Pass the Hat (paper)
Pass the Hat (paper) is an 18.5ft. totem pole made of 10,800 pieces of paper.
I am the thunderbird who is placing a Watchman’s hat upon the head of the bear/human, who is my daughter. As I pass the hat to her, I am giving my knowledge of our culture and lineage. I am telling her where she came from; I am sharing the ways in which we communicate and express ourselves through art. As I give myself to her, she becomes the thunderbird, the watchman, and the bear all at once. She becomes responsible for carrying on the traditions of our family. As she watches over her generation, I watch over her.
Totems sustain and relay cultural narratives and stories of clan lineage, history, and family. The bear and the thunderbird are illustrative symbols of power and domination, but they are also symbols of resistance and responsibility. I am interested in documenting the strength of the enduring symbols of my culture, while at the same time, addressing it’s fragility due to colonial practices of oppression.
Pass the Hat (paper) reconstitutes traditional totem pole construction through contemporary industrial processes. It does the same with industrial and digital processes themselves by transposing the subordinate position of culture to technology.
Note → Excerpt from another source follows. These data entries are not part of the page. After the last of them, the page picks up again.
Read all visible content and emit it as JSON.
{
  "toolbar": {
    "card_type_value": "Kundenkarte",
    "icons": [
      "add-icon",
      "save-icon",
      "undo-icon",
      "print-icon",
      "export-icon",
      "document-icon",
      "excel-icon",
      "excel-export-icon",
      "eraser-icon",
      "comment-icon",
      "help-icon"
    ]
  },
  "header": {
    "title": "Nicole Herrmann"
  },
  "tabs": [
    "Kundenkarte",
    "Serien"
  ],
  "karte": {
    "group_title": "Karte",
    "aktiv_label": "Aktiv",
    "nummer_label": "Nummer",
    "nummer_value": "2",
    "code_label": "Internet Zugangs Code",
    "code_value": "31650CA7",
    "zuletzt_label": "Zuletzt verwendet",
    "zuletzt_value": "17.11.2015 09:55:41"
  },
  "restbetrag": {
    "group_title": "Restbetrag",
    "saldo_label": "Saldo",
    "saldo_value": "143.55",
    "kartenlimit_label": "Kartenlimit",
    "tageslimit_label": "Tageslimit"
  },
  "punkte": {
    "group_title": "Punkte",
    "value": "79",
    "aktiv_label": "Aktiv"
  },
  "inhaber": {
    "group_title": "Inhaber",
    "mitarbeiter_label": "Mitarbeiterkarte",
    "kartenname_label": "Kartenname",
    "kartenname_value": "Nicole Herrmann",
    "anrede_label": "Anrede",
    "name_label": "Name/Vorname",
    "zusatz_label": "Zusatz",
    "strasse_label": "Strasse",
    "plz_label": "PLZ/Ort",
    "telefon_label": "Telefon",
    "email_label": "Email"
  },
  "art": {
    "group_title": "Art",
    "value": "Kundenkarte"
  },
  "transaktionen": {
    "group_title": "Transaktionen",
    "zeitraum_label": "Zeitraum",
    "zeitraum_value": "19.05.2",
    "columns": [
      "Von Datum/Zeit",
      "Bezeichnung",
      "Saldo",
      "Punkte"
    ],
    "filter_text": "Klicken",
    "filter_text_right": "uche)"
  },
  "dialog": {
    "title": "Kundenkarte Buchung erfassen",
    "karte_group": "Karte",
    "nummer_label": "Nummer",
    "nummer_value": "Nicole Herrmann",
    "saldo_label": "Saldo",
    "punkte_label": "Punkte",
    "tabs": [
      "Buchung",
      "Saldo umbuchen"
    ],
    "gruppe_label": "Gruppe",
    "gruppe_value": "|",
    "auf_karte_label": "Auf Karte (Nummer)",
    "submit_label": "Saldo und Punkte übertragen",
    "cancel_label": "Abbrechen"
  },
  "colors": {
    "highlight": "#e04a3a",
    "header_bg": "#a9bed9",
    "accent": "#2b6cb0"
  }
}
In this way it encompasses and addresses changing practices and points to the interpenetration of industry and culture, imagination and reason.
Pass the Hat (paper) communicates the ephemeral and lasting nature of ideology, narrative, and the variations method and form can both take and give to ritual and story.